Training much more than surface deep at Poeton
Poeton has offered apprenticeships for 30 years. The Gloucester manufacturer, which provides surface treatments to manufacturers in the aerospace and defence sectors, has a global customer base and needs skilled staff. Apprenticeships form the starting point.
Speaking to Business and Innovation Magazine, Gary Ridgway, Group Technical Training Manager, said: “Due to the specialist nature of our business, training staff is important and we have to grow our own talent. Once training has completed, trainees and apprentices regularly move on into supervision and management roles within the company.”
“Poeton use Gloucestershire College for the delivery of engineering apprenticeships. The monitoring and support given to apprentices by the college as part of the apprenticeship is exemplary, as is the teaching and delivery of practical skills.
“The GC training coordinators meet regularly with Poeton apprentices to check on progress and identify any concerns. This ensures that apprentices contribute to the continued success of the company and go on to have successful careers with us.”
The manufacturer has a dedicated training area at its factory where practical and knowledge-based training is delivered to existing staff including apprentices, this includes industry-specific training which leads to qualifications awarded by the Institute of Materials Finishing.
GC Training Coordinator, Emily Kelly, said: “We are currently training five engineering apprentices employed with Poeton, who study at college one day a week, with modules covering everything from turning techniques, further mathematics and health and safety, to machining by turning and milling, and engineering drawing.
“Our engineering lecturer, Joe Sklenar, has gone above and beyond to ensure that all apprentices have access to CAD equipment at college and receive additional support outside of timetabled sessions if required. Due to the nature of the work undertaken by Poeton CAD isn’t used in the workplace, and therefore not part of their job roles; but our apprentices gain these additional skills, which give them an edge over their peers.
“One apprentice, Sam Goga, has just completed his intermediate apprenticeship and successfully gained full-time employment with the company.

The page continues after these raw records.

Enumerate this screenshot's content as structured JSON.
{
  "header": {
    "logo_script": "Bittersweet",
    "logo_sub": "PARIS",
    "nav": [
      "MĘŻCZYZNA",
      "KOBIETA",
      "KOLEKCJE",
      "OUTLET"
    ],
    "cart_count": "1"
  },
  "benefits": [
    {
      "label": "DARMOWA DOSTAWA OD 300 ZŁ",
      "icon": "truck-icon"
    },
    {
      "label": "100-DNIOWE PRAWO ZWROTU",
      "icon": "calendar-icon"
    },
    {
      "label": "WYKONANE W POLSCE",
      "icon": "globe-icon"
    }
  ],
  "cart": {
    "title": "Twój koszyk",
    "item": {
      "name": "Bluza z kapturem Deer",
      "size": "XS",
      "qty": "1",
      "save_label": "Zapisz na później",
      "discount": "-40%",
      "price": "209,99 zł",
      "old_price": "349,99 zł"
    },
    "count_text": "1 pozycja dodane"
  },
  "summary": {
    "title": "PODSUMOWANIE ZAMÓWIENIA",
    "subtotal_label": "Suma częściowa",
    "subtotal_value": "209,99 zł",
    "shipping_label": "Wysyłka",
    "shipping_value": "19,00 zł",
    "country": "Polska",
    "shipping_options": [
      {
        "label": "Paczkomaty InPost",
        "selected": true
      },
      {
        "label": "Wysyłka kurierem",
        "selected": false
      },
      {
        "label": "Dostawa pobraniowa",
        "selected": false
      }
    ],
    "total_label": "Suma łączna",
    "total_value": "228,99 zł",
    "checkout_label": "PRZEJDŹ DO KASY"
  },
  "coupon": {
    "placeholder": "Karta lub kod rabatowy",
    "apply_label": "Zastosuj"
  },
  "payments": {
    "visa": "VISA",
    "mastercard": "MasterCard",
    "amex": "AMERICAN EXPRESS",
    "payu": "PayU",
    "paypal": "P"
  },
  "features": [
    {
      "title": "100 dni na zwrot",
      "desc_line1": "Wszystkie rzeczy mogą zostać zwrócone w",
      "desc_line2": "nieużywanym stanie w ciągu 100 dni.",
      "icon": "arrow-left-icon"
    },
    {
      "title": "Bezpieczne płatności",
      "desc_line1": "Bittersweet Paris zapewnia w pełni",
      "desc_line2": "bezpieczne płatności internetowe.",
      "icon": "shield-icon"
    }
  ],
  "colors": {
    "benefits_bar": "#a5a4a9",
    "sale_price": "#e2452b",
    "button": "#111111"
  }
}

Sam was very involved in sharing the benefits of engineering apprenticeships in schools with Gary, and even visited the House of Commons (pictured).”
Gloucestershire College has recently launched a new Business School to deliver complete training solutions for all industries – including a range of accredited leadership, management and professional qualifications, and apprenticeships, to meet individual needs.
Discover how the GC Business School can help your business achieve your goals and growth targets at www.gloscol.ac.uk/business-school